Flight attendants know this. They have to find a comfortable balance between resting after long trips and moving around to stay healthy. When Tipps has overnights, she likes to go for long walks and explore the unfamiliar city she finds herself in, if the weather permits (one of the perks of traveling the world for work!). Though most hotels she stays at have gyms, it's far more enjoyable to be out and about.
However, for some people, keeping exercise a little casual provides too much temptation to cheat oneself out of a workout, so Irving suggests finding ways to prepare so you won't skip it. She plans for exercise in her hotel room. That can mean traveling with a resistance band — easy, cheap, and light to take anywhere with you — or a yoga mat. A yoga mat may be a little more bulky, though it can double as a place to sleep if you end up camping out under the stars. "If you have a workout routine, make sure it accommodates a flexible lifestyle," she said. "Download your favorite workout programs ahead of time, or make sure they're streamable to a laptop."

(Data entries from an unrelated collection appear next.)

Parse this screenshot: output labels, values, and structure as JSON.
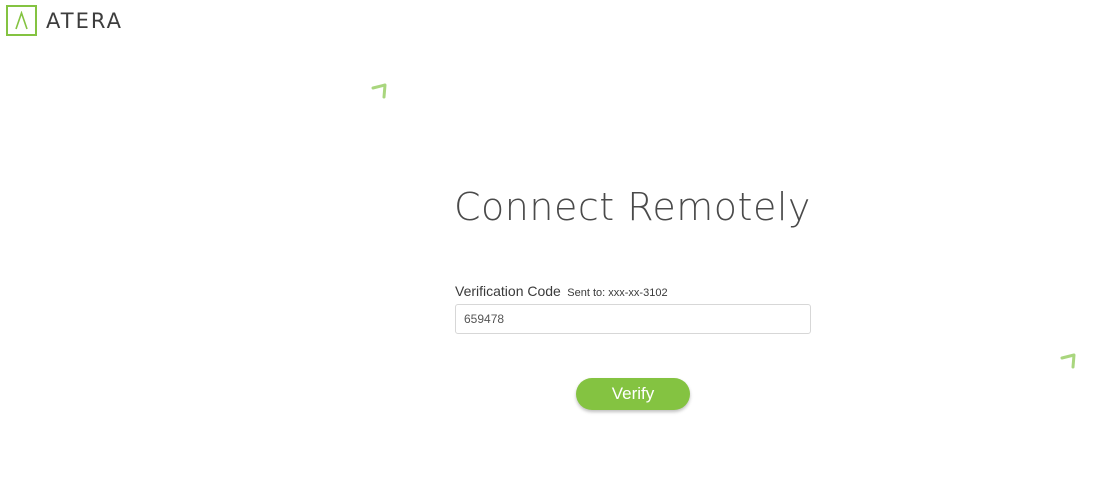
{
  "brand": {
    "name": "ATERA",
    "accent_color": "#84c341",
    "logo_icon": "atera-logo-icon"
  },
  "main": {
    "title": "Connect Remotely",
    "verification": {
      "label": "Verification Code",
      "sent_to": "Sent to: xxx-xx-3102",
      "value": "659478",
      "placeholder": ""
    },
    "verify_button": {
      "label": "Verify"
    }
  }
}
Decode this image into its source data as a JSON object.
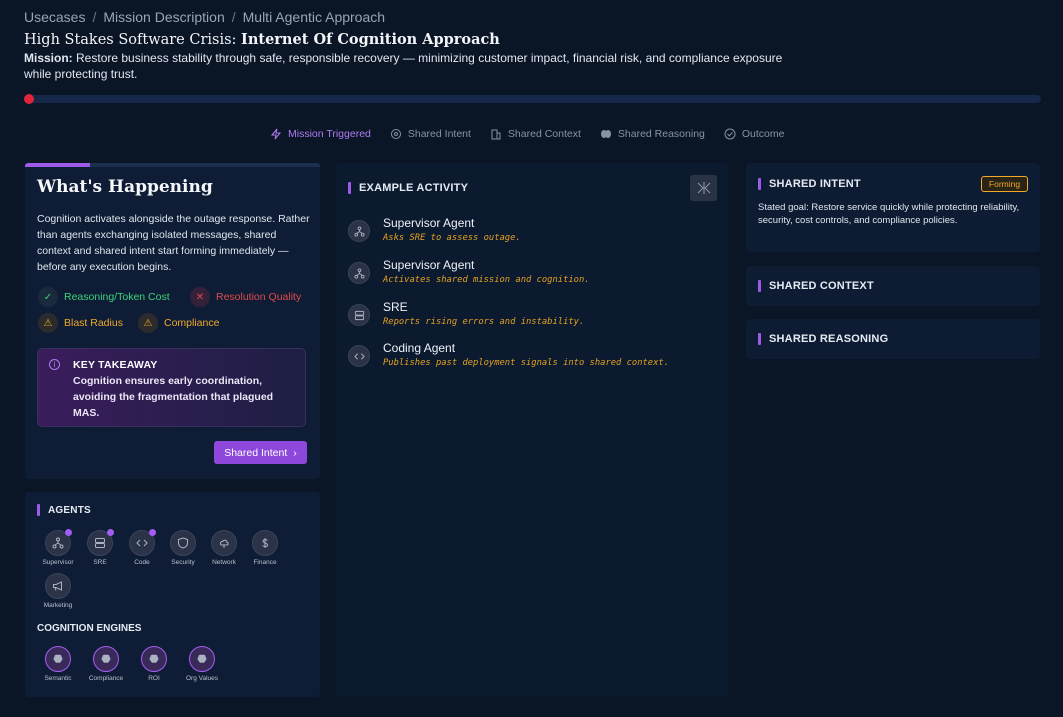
{
  "breadcrumb": {
    "items": [
      "Usecases",
      "Mission Description",
      "Multi Agentic Approach"
    ],
    "separator": "/"
  },
  "header": {
    "title_prefix": "High Stakes Software Crisis: ",
    "title_bold": "Internet Of Cognition Approach",
    "mission_label": "Mission:",
    "mission_text": "Restore business stability through safe, responsible recovery — minimizing customer impact, financial risk, and compliance exposure while protecting trust."
  },
  "progress": {
    "value_percent": 0
  },
  "steps": [
    {
      "label": "Mission Triggered",
      "icon": "bolt-icon",
      "active": true
    },
    {
      "label": "Shared Intent",
      "icon": "target-icon",
      "active": false
    },
    {
      "label": "Shared Context",
      "icon": "building-icon",
      "active": false
    },
    {
      "label": "Shared Reasoning",
      "icon": "brain-icon",
      "active": false
    },
    {
      "label": "Outcome",
      "icon": "check-circle-icon",
      "active": false
    }
  ],
  "happening": {
    "title": "What's Happening",
    "text": "Cognition activates alongside the outage response. Rather than agents exchanging isolated messages, shared context and shared intent start forming immediately — before any execution begins.",
    "metrics": [
      {
        "label": "Reasoning/Token Cost",
        "icon": "check-icon",
        "status": "good"
      },
      {
        "label": "Resolution Quality",
        "icon": "x-icon",
        "status": "bad"
      },
      {
        "label": "Blast Radius",
        "icon": "warning-icon",
        "status": "warn"
      },
      {
        "label": "Compliance",
        "icon": "warning-icon",
        "status": "warn"
      }
    ],
    "takeaway": {
      "title": "KEY TAKEAWAY",
      "text": "Cognition ensures early coordination, avoiding the fragmentation that plagued MAS."
    },
    "next_button": "Shared Intent"
  },
  "agents": {
    "title": "AGENTS",
    "items": [
      {
        "label": "Supervisor",
        "icon": "network-icon",
        "active": true
      },
      {
        "label": "SRE",
        "icon": "server-icon",
        "active": true
      },
      {
        "label": "Code",
        "icon": "code-icon",
        "active": true
      },
      {
        "label": "Security",
        "icon": "shield-icon",
        "active": false
      },
      {
        "label": "Network",
        "icon": "cloud-icon",
        "active": false
      },
      {
        "label": "Finance",
        "icon": "dollar-icon",
        "active": false
      },
      {
        "label": "Marketing",
        "icon": "megaphone-icon",
        "active": false
      }
    ],
    "engines_title": "COGNITION ENGINES",
    "engines": [
      {
        "label": "Semantic",
        "icon": "brain-icon"
      },
      {
        "label": "Compliance",
        "icon": "brain-icon"
      },
      {
        "label": "ROI",
        "icon": "brain-icon"
      },
      {
        "label": "Org Values",
        "icon": "brain-icon"
      }
    ]
  },
  "activity": {
    "title": "EXAMPLE ACTIVITY",
    "items": [
      {
        "name": "Supervisor Agent",
        "desc": "Asks SRE to assess outage.",
        "icon": "network-icon"
      },
      {
        "name": "Supervisor Agent",
        "desc": "Activates shared mission and cognition.",
        "icon": "network-icon"
      },
      {
        "name": "SRE",
        "desc": "Reports rising errors and instability.",
        "icon": "server-icon"
      },
      {
        "name": "Coding Agent",
        "desc": "Publishes past deployment signals into shared context.",
        "icon": "code-icon"
      }
    ]
  },
  "right": {
    "intent": {
      "title": "SHARED INTENT",
      "badge": "Forming",
      "text": "Stated goal: Restore service quickly while protecting reliability, security, cost controls, and compliance policies."
    },
    "context": {
      "title": "SHARED CONTEXT"
    },
    "reasoning": {
      "title": "SHARED REASONING"
    }
  },
  "colors": {
    "background": "#0a1526",
    "accent": "#9c5ce8",
    "good": "#3ed27a",
    "bad": "#e04a4a",
    "warn": "#f0a928"
  }
}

Additionally, Tipps adds that it's important to know when to rest. "I also enjoy my quiet time in my hotel room with the TV off," she said. "We have so much noise in our lives as flight attendants . . . airplane noise, airport noise. Just having a quiet room to slow your heart rate and pace of life down is something I enjoy."
4. Watch what you eat
A buildup of gas in the body is common while cruising at high altitudes. And it seems the higher you go, the worse the discomfort may get. Though "jet bloat" can't be avoided completely, there are ways to minimize discomfort so that after an eight-hour trip you can still wear your skinny jeans with confidence. Tipp recommends staying away from gas-producing foods such as beans and broccoli. It's also probably best to skip foods that are binding, such as dairy products and red meat. Being a frequent traveler also exposes a person to a number of different bacterium that can upset the gut, which is why most doctors (and many flight attendants) encourage probiotics. These "good bacteria" keep the digestive system in check.
But eating regular (and healthy) meals can be a challenge for anyone while traveling. "The biggest thing for eating on the go is packing our meals, since it can be easy to fall into the trap of convenient, unhealthy airport fast food," said Joshua Barber, a flight attendant with Southwest. "And stopping to eat at the airport or hotel can easily cut into your sleep time." Which is to say, packing healthy foods and snacks is the best way to avoid asking Barber for another bag of pretzels.